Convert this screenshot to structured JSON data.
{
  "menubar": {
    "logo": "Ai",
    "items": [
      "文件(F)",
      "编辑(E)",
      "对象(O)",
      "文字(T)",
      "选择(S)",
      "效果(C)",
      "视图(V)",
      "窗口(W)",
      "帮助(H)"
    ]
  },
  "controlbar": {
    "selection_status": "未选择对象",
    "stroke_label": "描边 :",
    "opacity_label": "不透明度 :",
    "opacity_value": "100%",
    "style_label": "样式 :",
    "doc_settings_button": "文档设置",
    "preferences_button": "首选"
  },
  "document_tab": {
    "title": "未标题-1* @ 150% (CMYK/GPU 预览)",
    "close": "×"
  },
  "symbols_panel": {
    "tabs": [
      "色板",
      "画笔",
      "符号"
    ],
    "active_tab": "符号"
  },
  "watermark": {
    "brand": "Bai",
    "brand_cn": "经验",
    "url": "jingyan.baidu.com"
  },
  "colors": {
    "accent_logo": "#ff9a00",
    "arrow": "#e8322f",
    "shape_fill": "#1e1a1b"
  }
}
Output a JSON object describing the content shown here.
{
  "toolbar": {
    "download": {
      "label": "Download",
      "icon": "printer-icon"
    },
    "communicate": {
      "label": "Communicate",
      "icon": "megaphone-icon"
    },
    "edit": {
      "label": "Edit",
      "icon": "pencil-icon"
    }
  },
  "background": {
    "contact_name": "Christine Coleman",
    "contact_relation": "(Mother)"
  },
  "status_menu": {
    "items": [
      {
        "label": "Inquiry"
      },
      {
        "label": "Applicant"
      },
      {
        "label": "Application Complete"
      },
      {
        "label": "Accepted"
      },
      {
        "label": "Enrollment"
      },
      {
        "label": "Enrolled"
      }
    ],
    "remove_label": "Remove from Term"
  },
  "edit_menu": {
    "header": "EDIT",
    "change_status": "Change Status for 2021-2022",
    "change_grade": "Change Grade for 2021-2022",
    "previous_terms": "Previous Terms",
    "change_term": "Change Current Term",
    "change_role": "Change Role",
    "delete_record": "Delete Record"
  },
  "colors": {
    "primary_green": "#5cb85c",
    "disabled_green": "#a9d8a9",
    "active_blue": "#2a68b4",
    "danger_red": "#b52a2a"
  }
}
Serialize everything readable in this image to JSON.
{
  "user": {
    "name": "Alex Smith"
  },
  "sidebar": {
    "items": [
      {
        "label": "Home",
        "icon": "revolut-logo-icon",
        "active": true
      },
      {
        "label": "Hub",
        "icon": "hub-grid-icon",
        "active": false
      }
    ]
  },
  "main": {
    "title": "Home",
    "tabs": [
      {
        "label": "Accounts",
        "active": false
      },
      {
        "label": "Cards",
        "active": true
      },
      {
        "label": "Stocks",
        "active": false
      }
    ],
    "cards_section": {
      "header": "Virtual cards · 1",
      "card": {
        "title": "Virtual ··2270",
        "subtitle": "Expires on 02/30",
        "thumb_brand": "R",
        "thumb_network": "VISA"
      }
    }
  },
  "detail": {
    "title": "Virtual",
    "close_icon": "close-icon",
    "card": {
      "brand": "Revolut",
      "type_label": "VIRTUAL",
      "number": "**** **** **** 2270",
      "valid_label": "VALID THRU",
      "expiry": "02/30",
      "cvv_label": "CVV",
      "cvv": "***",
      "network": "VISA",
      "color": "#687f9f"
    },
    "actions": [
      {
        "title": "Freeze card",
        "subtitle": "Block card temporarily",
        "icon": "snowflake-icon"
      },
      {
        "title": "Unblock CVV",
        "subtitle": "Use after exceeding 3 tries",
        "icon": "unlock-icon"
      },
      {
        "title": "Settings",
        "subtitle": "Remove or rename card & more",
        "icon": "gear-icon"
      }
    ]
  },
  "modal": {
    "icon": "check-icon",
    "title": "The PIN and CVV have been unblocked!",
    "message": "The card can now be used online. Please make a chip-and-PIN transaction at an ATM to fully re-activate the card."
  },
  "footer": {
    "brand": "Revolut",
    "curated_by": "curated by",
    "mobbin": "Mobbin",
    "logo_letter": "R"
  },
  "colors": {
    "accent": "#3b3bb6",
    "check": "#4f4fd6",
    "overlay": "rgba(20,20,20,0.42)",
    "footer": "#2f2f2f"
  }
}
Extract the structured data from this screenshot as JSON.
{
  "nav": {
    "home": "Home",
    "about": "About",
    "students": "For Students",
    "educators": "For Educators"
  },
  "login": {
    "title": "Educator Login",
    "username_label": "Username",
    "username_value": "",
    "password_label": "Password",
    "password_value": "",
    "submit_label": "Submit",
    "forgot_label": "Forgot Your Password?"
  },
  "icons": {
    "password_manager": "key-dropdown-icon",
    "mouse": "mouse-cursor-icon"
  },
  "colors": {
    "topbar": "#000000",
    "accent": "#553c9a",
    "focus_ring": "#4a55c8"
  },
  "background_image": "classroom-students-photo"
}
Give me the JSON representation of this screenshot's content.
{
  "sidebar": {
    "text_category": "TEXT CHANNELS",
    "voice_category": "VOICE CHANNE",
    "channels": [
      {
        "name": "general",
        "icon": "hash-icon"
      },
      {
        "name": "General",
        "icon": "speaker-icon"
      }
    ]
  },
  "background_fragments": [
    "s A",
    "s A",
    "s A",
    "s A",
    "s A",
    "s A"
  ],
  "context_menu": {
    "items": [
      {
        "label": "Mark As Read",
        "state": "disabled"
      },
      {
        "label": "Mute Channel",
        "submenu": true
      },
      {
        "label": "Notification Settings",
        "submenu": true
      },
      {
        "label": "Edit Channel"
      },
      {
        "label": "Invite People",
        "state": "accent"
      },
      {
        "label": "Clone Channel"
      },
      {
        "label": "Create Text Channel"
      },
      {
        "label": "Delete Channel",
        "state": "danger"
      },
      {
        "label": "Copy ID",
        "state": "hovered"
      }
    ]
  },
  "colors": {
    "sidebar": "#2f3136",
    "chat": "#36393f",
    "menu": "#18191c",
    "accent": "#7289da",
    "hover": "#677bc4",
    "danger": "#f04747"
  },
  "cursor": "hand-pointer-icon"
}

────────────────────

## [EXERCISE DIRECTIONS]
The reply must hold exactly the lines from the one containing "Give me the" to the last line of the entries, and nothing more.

## [COMPLETED EXERCISE]
Give me the JSON representation of this screenshot's content.
{
  "sidebar": {
    "text_category": "TEXT CHANNELS",
    "voice_category": "VOICE CHANNE",
    "channels": [
      {
        "name": "general",
        "icon": "hash-icon"
      },
      {
        "name": "General",
        "icon": "speaker-icon"
      }
    ]
  },
  "background_fragments": [
    "s A",
    "s A",
    "s A",
    "s A",
    "s A",
    "s A"
  ],
  "context_menu": {
    "items": [
      {
        "label": "Mark As Read",
        "state": "disabled"
      },
      {
        "label": "Mute Channel",
        "submenu": true
      },
      {
        "label": "Notification Settings",
        "submenu": true
      },
      {
        "label": "Edit Channel"
      },
      {
        "label": "Invite People",
        "state": "accent"
      },
      {
        "label": "Clone Channel"
      },
      {
        "label": "Create Text Channel"
      },
      {
        "label": "Delete Channel",
        "state": "danger"
      },
      {
        "label": "Copy ID",
        "state": "hovered"
      }
    ]
  },
  "colors": {
    "sidebar": "#2f3136",
    "chat": "#36393f",
    "menu": "#18191c",
    "accent": "#7289da",
    "hover": "#677bc4",
    "danger": "#f04747"
  },
  "cursor": "hand-pointer-icon"
}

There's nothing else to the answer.